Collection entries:
------------------------------------------------------------------------

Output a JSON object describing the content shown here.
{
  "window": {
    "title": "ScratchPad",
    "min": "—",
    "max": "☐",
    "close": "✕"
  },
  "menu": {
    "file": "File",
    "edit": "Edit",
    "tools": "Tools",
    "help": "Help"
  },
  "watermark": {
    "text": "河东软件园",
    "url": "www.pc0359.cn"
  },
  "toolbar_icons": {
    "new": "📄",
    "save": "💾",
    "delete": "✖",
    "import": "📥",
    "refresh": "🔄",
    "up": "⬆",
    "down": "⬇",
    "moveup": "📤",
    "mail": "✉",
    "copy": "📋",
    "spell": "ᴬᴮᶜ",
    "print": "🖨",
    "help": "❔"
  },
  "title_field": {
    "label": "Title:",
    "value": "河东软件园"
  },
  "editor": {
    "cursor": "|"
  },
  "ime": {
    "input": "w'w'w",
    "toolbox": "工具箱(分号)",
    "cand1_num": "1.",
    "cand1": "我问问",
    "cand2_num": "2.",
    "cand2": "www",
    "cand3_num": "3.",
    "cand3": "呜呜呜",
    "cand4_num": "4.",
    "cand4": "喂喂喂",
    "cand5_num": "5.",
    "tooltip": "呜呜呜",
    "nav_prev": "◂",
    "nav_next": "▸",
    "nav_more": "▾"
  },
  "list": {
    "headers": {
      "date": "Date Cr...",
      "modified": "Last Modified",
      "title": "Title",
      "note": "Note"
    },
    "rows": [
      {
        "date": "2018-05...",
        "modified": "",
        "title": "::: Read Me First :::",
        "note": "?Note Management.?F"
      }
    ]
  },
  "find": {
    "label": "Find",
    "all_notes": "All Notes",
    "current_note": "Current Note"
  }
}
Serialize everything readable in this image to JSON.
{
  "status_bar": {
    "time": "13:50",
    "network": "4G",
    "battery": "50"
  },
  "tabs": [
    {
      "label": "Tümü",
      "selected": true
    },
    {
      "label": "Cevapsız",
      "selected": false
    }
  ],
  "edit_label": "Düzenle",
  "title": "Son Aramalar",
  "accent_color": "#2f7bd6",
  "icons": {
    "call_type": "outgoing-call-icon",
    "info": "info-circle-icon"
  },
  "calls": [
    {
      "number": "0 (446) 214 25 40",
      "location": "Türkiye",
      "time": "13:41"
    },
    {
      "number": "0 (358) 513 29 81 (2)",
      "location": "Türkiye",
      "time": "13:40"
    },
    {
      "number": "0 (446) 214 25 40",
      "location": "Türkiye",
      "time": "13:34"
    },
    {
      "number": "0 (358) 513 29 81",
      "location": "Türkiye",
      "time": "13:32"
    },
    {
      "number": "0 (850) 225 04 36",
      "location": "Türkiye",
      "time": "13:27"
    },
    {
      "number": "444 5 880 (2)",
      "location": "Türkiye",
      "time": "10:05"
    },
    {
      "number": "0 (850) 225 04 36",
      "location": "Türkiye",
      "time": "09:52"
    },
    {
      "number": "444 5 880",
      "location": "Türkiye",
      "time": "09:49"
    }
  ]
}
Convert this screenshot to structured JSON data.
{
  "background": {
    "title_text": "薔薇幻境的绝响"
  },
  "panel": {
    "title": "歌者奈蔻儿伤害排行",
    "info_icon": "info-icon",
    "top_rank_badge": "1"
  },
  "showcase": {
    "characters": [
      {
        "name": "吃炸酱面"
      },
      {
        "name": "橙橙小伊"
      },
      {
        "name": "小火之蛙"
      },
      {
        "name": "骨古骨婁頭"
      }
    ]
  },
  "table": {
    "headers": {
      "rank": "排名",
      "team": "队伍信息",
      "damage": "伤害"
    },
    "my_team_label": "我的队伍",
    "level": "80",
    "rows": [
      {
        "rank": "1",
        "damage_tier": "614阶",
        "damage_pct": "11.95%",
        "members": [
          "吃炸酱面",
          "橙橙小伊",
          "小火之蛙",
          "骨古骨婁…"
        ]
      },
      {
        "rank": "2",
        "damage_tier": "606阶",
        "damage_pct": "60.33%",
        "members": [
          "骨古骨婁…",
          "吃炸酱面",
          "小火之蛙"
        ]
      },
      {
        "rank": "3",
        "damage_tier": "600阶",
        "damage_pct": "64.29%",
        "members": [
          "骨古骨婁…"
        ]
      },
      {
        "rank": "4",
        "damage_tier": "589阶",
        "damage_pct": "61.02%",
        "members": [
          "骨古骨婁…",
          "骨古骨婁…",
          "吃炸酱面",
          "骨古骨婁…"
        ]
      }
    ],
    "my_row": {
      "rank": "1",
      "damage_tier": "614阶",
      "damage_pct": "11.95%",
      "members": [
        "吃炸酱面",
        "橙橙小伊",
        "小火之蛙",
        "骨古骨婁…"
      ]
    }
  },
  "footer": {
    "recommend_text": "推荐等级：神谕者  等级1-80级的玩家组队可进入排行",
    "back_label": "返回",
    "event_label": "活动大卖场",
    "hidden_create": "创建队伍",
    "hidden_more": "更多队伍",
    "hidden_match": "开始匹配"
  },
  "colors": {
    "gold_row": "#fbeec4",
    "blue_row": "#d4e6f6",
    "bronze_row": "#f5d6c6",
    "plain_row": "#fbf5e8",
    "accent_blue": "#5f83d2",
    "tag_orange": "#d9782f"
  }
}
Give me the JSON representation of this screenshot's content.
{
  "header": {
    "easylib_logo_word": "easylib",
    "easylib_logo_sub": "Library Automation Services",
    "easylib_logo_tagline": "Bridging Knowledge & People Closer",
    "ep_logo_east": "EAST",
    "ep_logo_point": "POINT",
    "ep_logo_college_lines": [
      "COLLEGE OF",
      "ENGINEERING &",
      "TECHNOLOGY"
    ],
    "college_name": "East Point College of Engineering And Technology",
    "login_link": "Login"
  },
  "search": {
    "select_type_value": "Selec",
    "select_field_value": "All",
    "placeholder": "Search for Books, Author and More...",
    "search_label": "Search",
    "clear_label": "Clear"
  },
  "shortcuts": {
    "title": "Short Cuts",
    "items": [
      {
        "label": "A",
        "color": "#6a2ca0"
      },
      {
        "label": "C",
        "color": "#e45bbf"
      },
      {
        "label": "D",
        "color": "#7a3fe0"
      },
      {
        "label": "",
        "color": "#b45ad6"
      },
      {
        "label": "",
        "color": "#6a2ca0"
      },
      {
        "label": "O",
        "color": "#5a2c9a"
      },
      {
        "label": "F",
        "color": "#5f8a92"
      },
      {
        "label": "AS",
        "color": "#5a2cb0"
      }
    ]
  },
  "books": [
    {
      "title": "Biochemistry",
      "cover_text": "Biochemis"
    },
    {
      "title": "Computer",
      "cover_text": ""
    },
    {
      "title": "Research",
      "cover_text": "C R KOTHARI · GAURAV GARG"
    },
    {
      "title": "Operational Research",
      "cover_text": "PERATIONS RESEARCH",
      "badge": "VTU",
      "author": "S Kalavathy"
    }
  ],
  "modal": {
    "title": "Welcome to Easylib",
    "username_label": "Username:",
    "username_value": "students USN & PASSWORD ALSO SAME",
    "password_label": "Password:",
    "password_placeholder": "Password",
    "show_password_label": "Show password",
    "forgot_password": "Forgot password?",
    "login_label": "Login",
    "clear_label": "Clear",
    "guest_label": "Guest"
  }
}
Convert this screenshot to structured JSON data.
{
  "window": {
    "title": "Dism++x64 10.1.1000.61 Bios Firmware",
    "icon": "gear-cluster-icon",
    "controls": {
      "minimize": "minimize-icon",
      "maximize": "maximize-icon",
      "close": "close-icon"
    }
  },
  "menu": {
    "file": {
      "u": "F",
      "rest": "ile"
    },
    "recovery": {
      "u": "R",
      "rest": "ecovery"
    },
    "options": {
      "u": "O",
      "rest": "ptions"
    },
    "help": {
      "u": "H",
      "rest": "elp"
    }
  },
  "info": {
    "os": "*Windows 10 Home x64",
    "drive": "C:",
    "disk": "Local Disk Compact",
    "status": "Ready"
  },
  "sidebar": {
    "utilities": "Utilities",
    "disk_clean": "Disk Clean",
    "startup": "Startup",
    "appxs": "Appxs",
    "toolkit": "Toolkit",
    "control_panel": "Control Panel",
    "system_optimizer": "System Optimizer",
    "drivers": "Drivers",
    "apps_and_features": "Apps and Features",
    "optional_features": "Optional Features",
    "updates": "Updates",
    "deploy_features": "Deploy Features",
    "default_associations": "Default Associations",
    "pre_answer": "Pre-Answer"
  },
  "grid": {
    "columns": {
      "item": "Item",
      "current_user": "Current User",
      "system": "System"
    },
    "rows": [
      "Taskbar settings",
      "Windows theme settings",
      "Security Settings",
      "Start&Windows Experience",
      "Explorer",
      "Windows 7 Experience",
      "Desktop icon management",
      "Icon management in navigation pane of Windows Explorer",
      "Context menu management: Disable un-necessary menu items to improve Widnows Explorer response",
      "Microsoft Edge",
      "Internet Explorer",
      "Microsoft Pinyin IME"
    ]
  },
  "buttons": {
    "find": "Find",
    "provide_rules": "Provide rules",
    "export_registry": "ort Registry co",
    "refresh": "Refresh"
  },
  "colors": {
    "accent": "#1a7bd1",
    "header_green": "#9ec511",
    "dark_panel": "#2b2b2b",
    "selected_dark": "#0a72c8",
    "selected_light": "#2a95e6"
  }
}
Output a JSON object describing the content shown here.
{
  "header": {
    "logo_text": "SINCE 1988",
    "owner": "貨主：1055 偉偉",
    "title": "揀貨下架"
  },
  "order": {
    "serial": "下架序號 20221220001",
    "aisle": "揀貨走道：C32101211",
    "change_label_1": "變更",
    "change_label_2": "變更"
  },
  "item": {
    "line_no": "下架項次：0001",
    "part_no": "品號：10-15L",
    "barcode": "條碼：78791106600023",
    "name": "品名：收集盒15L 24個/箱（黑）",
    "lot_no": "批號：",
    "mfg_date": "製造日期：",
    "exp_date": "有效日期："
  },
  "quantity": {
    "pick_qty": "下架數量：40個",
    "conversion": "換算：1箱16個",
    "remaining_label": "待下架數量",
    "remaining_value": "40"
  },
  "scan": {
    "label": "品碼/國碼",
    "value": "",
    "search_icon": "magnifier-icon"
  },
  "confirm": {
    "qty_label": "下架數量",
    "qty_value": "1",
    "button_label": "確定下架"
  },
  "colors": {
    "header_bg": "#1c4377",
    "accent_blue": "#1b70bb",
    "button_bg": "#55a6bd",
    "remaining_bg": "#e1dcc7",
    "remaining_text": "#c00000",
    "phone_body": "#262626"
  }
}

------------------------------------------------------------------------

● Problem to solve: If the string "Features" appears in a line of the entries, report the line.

● Expected answer:
    "apps_and_features": "Apps and Features",
    "optional_features": "Optional Features",
    "deploy_features": "Deploy Features",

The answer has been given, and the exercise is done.